Yeah, that’s right. There were nine more rounds under par on opening day than there were during the entirety of the last US Open here.
After a lead-up, where plenty of pundits and media members, bloggers and writers (myself included), thought Winged Foot was going to be insanely difficult. For good reason though. When the course superintendent says that he is shooting for a winning score of +8, you would normally believe him.
Unfortunately, there was a combination of things that made it difficult to accomplish. First is the time of year. In mid-September, you have about two hours less when it comes to playable daylight. This leads to earlier tee times, and fewer people playing in the later afternoon. Also, it’s just not as dry, meaning the course isn’t as hazardous as it would normally be. Maybe the golf gods are building false hope, as there wasn’t much wind today either.
It sounds as if the rough is about two inches shorter than it would be in June. Pair this with easier pin locations because of less daylight, and you have a much easier course. There was apparently a meeting between the course super and the USGA before the tourney started, and he was livid with the setup. With the lack of light and field of 144, there isn’t much you can do. You almost have to set the course simpler so that people can finish in time.
You may have wanted to see players out there struggle, looking as mortal as the rest of us… I know I sure did. What we never want to see at a major is players having to finish their first round on day two, which then increases the possibility of it happening again, making for a weird moment Saturday morning when there are people playing who already know that they won’t be making the cut… for golf that is going to be played on that same day.
There is a bright spot for all of us looking to see the pros face a difficult track. Rumor has it that once the cut is made, the course is gonna get mean. Tougher placements, setups, and locations. Greens will likely be sped up a bit. They wanted a 13 on the stimp, but it didn’t reach that and was instead in the 11-12 range. With false fronts, run-off locations, crazy hills and bumps on the greens, and the wind picking up, we could be in for some hilarity and bewilderment as pros putt this weekend.
To all of us that are fans of golf, regardless of the setup, it was great to see them out there playing in another major.
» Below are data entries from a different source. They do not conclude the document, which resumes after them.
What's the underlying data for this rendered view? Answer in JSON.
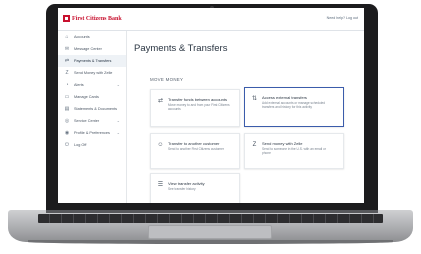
{
  "app": {
    "logo_text": "First Citizens Bank",
    "user_link": "Need help? Log out"
  },
  "sidebar": {
    "items": [
      {
        "label": "Accounts",
        "icon": "bank-icon"
      },
      {
        "label": "Message Center",
        "icon": "mail-icon"
      },
      {
        "label": "Payments & Transfers",
        "icon": "transfer-icon"
      },
      {
        "label": "Send Money with Zelle",
        "icon": "zelle-icon"
      },
      {
        "label": "Alerts",
        "icon": "alert-icon"
      },
      {
        "label": "Manage Cards",
        "icon": "card-icon"
      },
      {
        "label": "Statements & Documents",
        "icon": "document-icon"
      },
      {
        "label": "Service Center",
        "icon": "service-icon"
      },
      {
        "label": "Profile & Preferences",
        "icon": "person-icon"
      },
      {
        "label": "Log Off",
        "icon": "power-icon"
      }
    ]
  },
  "main": {
    "title": "Payments & Transfers",
    "section_label": "MOVE MONEY",
    "cards": [
      {
        "title": "Transfer funds between accounts",
        "desc": "Move money to and from your First Citizens accounts",
        "icon": "transfer-icon"
      },
      {
        "title": "Access external transfers",
        "desc": "Add external accounts or manage scheduled transfers and history for this activity",
        "icon": "external-transfer-icon"
      },
      {
        "title": "Transfer to another customer",
        "desc": "Send to another First Citizens customer",
        "icon": "customer-icon"
      },
      {
        "title": "Send money with Zelle",
        "desc": "Send to someone in the U.S. with an email or phone",
        "icon": "zelle-icon"
      },
      {
        "title": "View transfer activity",
        "desc": "See transfer history",
        "icon": "activity-icon"
      }
    ]
  },
  "colors": {
    "brand": "#c8102e",
    "selected_border": "#3b5cab"
  }
}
Let’s hope the conditions get a little tougher, and we see some players hop on the struggle bus amidst a wild round two on Friday at the US Open.